While hospital admissions rebounded in summer, they remain far below pre-pandemic levels, according to a recently published study in the journal Health Affairs. But that may actually be positive news for the home health industry.
To study hospitals’ admission patterns during the public health emergency, a team of researchers analyzed more than 1 million medical admissions from Sound Physicians, a large, nationally represented hospitalist group. Sound Physicians contracts with almost 4,000 physicians across a wide range of hospital settings, though most commonly with community hospitals containing between 100 and 500 beds.
The researchers specifically narrowed in on admissions across 201 Sound Physicians hospitals in 36 states, comparing 2020 coronavirus-skewed numbers with baseline figures from 2019.
During the initial coronavirus surge in spring, non-COVID-19 hospital admissions fell by about 43%. All medical admissions — counting those triggered by COVID-19 — declined by about 34%.
“Volumes fell in part because hospitals purposefully curtailed elective surgery and other non-critical medical services,” the researchers wrote. “But hospitals have also reported puzzling declines in admissions for acute medical illness, including stroke and acute myocardial infarction.”
Even among hospitals experiencing a minimal impact from COVID-19 admissions, non-COVID-19 medical admissions fell by 39.5%, the study found. For hospitals with the greatest COVID-19 impact, non-COVID-19 admissions fell by 50%.
Generally, admission declines were similar across different demographic subgroups of patients. Additionally, admission declines happened across medical conditions, though some conditions experienced sharper declines compared to others.

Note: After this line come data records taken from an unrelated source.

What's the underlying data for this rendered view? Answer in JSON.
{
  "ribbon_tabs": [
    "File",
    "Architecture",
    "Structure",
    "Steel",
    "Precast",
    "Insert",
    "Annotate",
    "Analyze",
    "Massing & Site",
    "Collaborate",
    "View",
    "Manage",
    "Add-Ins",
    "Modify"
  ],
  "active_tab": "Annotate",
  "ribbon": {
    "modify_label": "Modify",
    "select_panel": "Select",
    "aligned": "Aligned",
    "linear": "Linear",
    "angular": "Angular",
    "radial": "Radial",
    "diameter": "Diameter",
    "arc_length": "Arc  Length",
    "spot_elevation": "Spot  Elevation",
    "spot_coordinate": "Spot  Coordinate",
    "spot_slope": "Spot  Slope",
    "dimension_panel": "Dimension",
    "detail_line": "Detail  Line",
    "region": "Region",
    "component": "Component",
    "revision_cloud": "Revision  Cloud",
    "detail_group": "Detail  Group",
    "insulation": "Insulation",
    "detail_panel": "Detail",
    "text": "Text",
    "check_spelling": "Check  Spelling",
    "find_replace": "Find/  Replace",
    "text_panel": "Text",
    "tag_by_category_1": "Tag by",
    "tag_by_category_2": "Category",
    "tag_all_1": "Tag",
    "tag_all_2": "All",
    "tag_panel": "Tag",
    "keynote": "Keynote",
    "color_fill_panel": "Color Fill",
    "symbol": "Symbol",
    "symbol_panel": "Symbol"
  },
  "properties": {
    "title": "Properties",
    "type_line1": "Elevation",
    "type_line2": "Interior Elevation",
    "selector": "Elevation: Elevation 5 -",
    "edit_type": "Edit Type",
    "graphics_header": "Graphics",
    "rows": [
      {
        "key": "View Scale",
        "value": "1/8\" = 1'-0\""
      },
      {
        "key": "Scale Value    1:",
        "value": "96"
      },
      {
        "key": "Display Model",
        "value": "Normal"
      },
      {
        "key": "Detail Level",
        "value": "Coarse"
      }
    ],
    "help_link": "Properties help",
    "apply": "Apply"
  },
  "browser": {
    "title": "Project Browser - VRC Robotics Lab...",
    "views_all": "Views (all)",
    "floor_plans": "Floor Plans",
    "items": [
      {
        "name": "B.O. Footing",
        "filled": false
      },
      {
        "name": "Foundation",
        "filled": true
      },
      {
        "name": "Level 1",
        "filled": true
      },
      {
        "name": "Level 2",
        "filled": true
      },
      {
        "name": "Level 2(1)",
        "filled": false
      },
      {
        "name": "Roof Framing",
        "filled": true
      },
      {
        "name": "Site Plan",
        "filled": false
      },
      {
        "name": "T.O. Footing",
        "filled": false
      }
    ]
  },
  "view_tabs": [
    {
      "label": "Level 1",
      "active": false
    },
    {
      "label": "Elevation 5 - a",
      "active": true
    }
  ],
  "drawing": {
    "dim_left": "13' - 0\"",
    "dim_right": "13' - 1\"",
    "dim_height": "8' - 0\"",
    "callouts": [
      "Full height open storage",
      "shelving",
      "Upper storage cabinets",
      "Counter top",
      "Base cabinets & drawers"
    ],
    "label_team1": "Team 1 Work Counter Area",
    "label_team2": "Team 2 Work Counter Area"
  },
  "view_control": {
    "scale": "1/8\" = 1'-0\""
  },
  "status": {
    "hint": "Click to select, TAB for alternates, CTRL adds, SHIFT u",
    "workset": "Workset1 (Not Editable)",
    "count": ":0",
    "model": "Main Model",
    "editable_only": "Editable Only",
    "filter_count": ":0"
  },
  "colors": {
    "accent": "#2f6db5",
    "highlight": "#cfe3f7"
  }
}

“In our analysis, the three medical conditions for which non-COVID-19 admissions declined the least were stroke, altered mental status, and pancreatitis — conditions generally associated with new or severe symptoms not easily ignored or effectively managed at home,” the researchers observed.
By this year’s summer rebound, non-COVID-19 medical admission volumes had returned to within 16% of baseline figures, though admissions for certain non-COVID-19 conditions — pneumonia, COPD and sepsis, for example — remained well below pre-pandemic norms.
And here’s where the potentially positive news for home health providers kicks in.
In their Health Affairs piece, the researchers speculated that hospitalization rates may not return to pre-pandemic levels for quite some time — not due to patients’ COVID-19 concerns, but rather due to the growing confidence physicians and hospitalists have in home-based care.
“It is too early to determine the extent to which hospitalizations will return to baseline levels,” researchers noted. “A new, lower norm is conceivable if clinicians become more comfortable with alternatives to inpatient admission, including home-based care with remote monitoring.”
The fact that hospital admissions haven’t quite rebounded could also signal good things to come for home health providers because their volumes have recovered compared to pre-pandemic levels. Take Encompass Health (NYSE: EHC), for instance.
With more than 320 combined locations, Encompass Health is the fourth-largest provider of Medicare-certified home health services and a top-11 provider of hospice services.
For the week of April 12, Encompass Health’s home health operations saw less than 4,100 total episode starts — a substantial dip for the home health giant.
“If you look at what happened to just hospitals’ census during those first few weeks of the pandemic, … we weren’t just having the decline in elective procedures,” April Anthony, who leads Encompass Health’s home health and hospice segment as its CEO, previously told Home Health Care News. “As we well know now, people were seeing fewer heart attacks. We were seeing fewer strokes — just everything across the board was suppressed there for a time. People were scared to seek care, even when it was a very legitimately needed situation.”
By August, though, its volumes were actually higher than pre-coronavirus levels, with more than 5,300 total episode starts for the week of Aug. 16. That came despite hospital admissions still being down overall, as highlighted by the Health Affairs study.